TV host and daughter of late Senator John McCain says anti-Semitism is still 'passable' in the US, hits rapper for anti-Jewish remarks.

David Rosenberg ,

Meghan McCain
Meghan McCain

Anti-Semitism is still largely accepted in the US, Meghan McCain claimed Wednesday, lamenting what she said was the rush to forgive celebrities for making anti-Jewish remarks.

McCain, a cohost on The View and on Fox News and the daughter of late Arizona Senator and 2008 Republican presidential nominee John McCain, spoke Wednesday on The View during a segment focusing on the apology by rapper and comedian Nick Cannon for past anti-Semitic remarks.

Last year, Cannon was fired by ViacomCBS over a podcast with Richard Griffin, also known as “Professor Griff”, a former Nation of Islam member and rapper who was once a member of the Public Enemy rap group.

During the podcast, the two discussed a number of anti-Semitic conspiracy theories, with Cannon endorsing the claim that “the Rothschilds … control everything outside of America”.

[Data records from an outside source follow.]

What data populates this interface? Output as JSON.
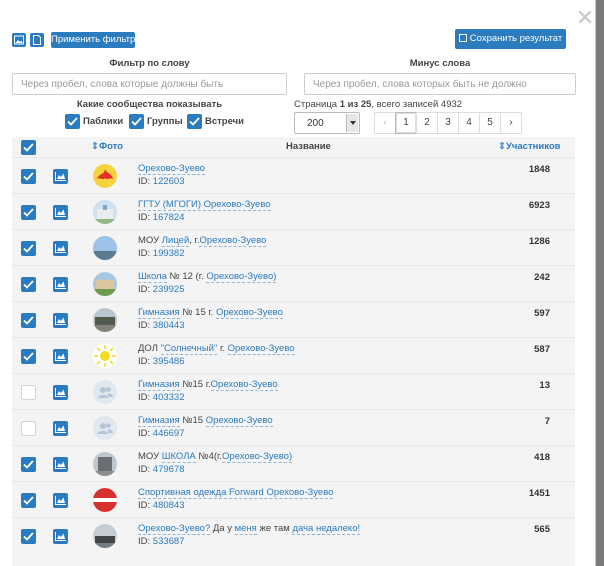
{
  "toolbar": {
    "apply_filter_label": "Применить фильтр",
    "save_result_label": "Сохранить результат"
  },
  "filter": {
    "word_label": "Фильтр по слову",
    "word_placeholder": "Через пробел, слова которые должны быть",
    "minus_label": "Минус слова",
    "minus_placeholder": "Через пробел, слова которых быть не должно",
    "types_label": "Какие сообщества показывать",
    "types": [
      {
        "label": "Паблики",
        "checked": true
      },
      {
        "label": "Группы",
        "checked": true
      },
      {
        "label": "Встречи",
        "checked": true
      }
    ]
  },
  "paging": {
    "prefix": "Страница ",
    "current": "1 из 25",
    "suffix": ", всего записей 4932",
    "per_page": "200",
    "pages": [
      "1",
      "2",
      "3",
      "4",
      "5"
    ],
    "prev_glyph": "‹",
    "next_glyph": "›"
  },
  "table": {
    "col_photo": "Фото",
    "col_name": "Название",
    "col_members": "Участников",
    "id_prefix": "ID: ",
    "rows": [
      {
        "checked": true,
        "title": [
          {
            "t": "Орехово-Зуево",
            "link": true
          }
        ],
        "id": "122603",
        "count": "1848",
        "avatar": "fire"
      },
      {
        "checked": true,
        "title": [
          {
            "t": "ГГТУ (МГОГИ) Орехово-Зуево",
            "link": true
          }
        ],
        "id": "167824",
        "count": "6923",
        "avatar": "building"
      },
      {
        "checked": true,
        "title": [
          {
            "t": "МОУ ",
            "link": false
          },
          {
            "t": "Лицей",
            "link": true
          },
          {
            "t": ", г.",
            "link": false
          },
          {
            "t": "Орехово-Зуево",
            "link": true
          }
        ],
        "id": "199382",
        "count": "1286",
        "avatar": "sky"
      },
      {
        "checked": true,
        "title": [
          {
            "t": "Школа",
            "link": true
          },
          {
            "t": " № 12 (г. ",
            "link": false
          },
          {
            "t": "Орехово-Зуево)",
            "link": true
          }
        ],
        "id": "239925",
        "count": "242",
        "avatar": "school"
      },
      {
        "checked": true,
        "title": [
          {
            "t": "Гимназия",
            "link": true
          },
          {
            "t": " № 15 г. ",
            "link": false
          },
          {
            "t": "Орехово-Зуево",
            "link": true
          }
        ],
        "id": "380443",
        "count": "597",
        "avatar": "street"
      },
      {
        "checked": true,
        "title": [
          {
            "t": "ДОЛ ",
            "link": false
          },
          {
            "t": "\"Солнечный\"",
            "link": true
          },
          {
            "t": " г. ",
            "link": false
          },
          {
            "t": "Орехово-Зуево",
            "link": true
          }
        ],
        "id": "395486",
        "count": "587",
        "avatar": "sun"
      },
      {
        "checked": false,
        "title": [
          {
            "t": "Гимназия",
            "link": true
          },
          {
            "t": " №15 г.",
            "link": false
          },
          {
            "t": "Орехово-Зуево",
            "link": true
          }
        ],
        "id": "403332",
        "count": "13",
        "avatar": "default"
      },
      {
        "checked": false,
        "title": [
          {
            "t": "Гимназия",
            "link": true
          },
          {
            "t": " №15 ",
            "link": false
          },
          {
            "t": "Орехово-Зуево",
            "link": true
          }
        ],
        "id": "446697",
        "count": "7",
        "avatar": "default"
      },
      {
        "checked": true,
        "title": [
          {
            "t": "МОУ ",
            "link": false
          },
          {
            "t": "ШКОЛА",
            "link": true
          },
          {
            "t": " №4(г.",
            "link": false
          },
          {
            "t": "Орехово-Зуево)",
            "link": true
          }
        ],
        "id": "479678",
        "count": "418",
        "avatar": "tower"
      },
      {
        "checked": true,
        "title": [
          {
            "t": "Спортивная одежда Forward Орехово-Зуево",
            "link": true
          }
        ],
        "id": "480843",
        "count": "1451",
        "avatar": "flag"
      },
      {
        "checked": true,
        "title": [
          {
            "t": "Орехово-Зуево?",
            "link": true
          },
          {
            "t": " Да у ",
            "link": false
          },
          {
            "t": "меня",
            "link": true
          },
          {
            "t": " же там ",
            "link": false
          },
          {
            "t": "дача недалеко!",
            "link": true
          }
        ],
        "id": "533687",
        "count": "565",
        "avatar": "car"
      }
    ]
  },
  "colors": {
    "accent": "#2b7bbf",
    "table_bg": "#f4f4f4"
  }
}
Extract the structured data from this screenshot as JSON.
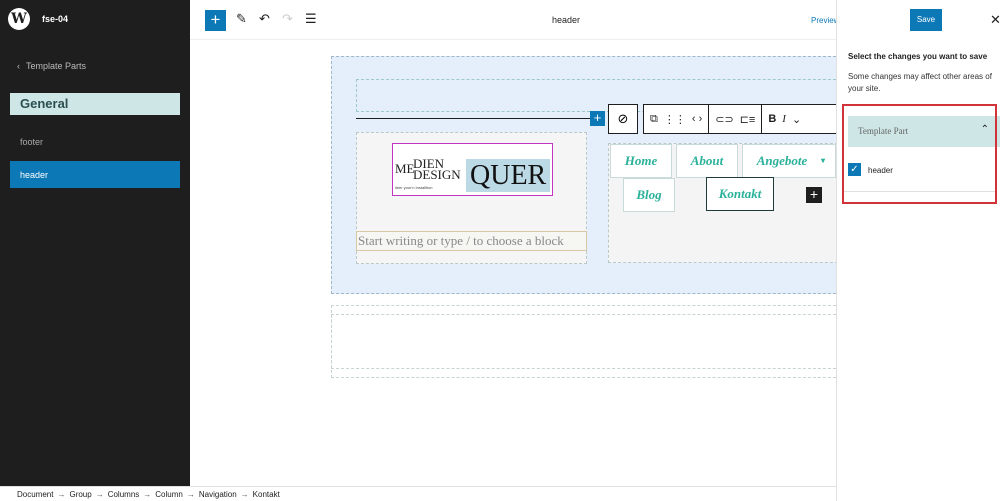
{
  "sidebar": {
    "site_name": "fse-04",
    "back_label": "Template Parts",
    "section_title": "General",
    "items": [
      {
        "label": "footer",
        "active": false
      },
      {
        "label": "header",
        "active": true
      }
    ]
  },
  "topbar": {
    "document_title": "header",
    "preview_label": "Preview"
  },
  "canvas": {
    "logo": {
      "part1": "ME",
      "part2": "DIEN",
      "part3": "DESIGN",
      "part4": "QUER",
      "sub": "lieer your'n Installtion"
    },
    "paragraph_placeholder": "Start writing or type / to choose a block",
    "nav_items": [
      "Home",
      "About",
      "Angebote",
      "Blog",
      "Kontakt"
    ],
    "nav_dropdown_glyph": "▾"
  },
  "block_toolbar": {
    "bold": "B",
    "italic": "I"
  },
  "panel": {
    "save_label": "Save",
    "heading": "Select the changes you want to save",
    "note": "Some changes may affect other areas of your site.",
    "group_title": "Template Part",
    "checkbox_label": "header",
    "checkbox_checked": true
  },
  "breadcrumb": [
    "Document",
    "Group",
    "Columns",
    "Column",
    "Navigation",
    "Kontakt"
  ],
  "colors": {
    "accent": "#0c78b6",
    "sidebar_bg": "#1e1e1e",
    "nav_text": "#2ab19a",
    "highlight_red": "#d13438"
  }
}
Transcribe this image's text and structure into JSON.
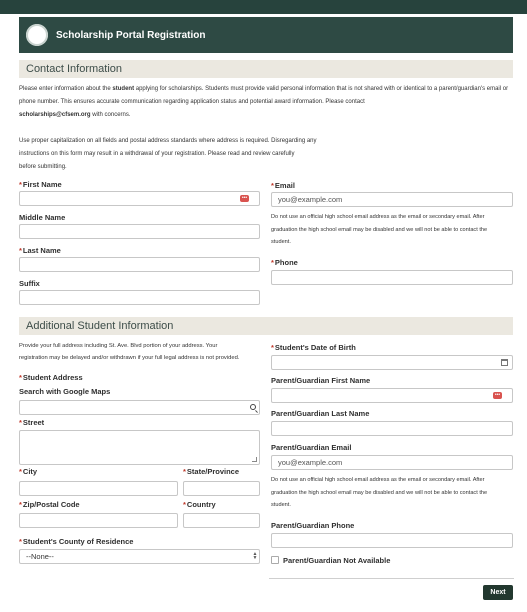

Cannon and Griffin went on to defend Nation of Islam leader Louis Farrakhan from allegations of anti-Semitism, denying that anti-Jewish bigotry constitutes anti-Semitism, claiming that “Semitic people are black people.”

“You can’t be anti-Semitic when we are the Semitic people,” Cannon said.

On Tuesday, Cannon sat down with ABC’s ‘Soul of a Nation’ to address the controversy, seeking what he called “atonement” for his comments.

“I’m going through the process of atonement for growth,” Cannon said. “Ultimately, I’ve always said that apologies are empty. Apologies are weightless.”

While some of McCain’s fellow cohosts on The View praised Cannon for his efforts to educate himself on Judaism as part of his ‘atonement’, McCain said that the public shouldn’t rush to forgive Cannon.

McCain warned that anti-Semitism remains largely “passable” in the US, with too many people willing to forgive anti-Jewish rhetoric more quickly than other forms of bigotry.

Anti-Semitism, she said is “the last form of passable bigotry in America.”

“This isn’t just about Nick Cannon. It’s why we, as Americans, seem to find more forgiveness in our heart for anti-Semitism than we do of racism of any other kind.”

“I think my concern is, for some reason, anti-Semitism is something we let people forgive a lot easier than any other forms of bigotry and racism.”

“I find that people who say anti-Semitic things are forgiven a lot easier than anything else.”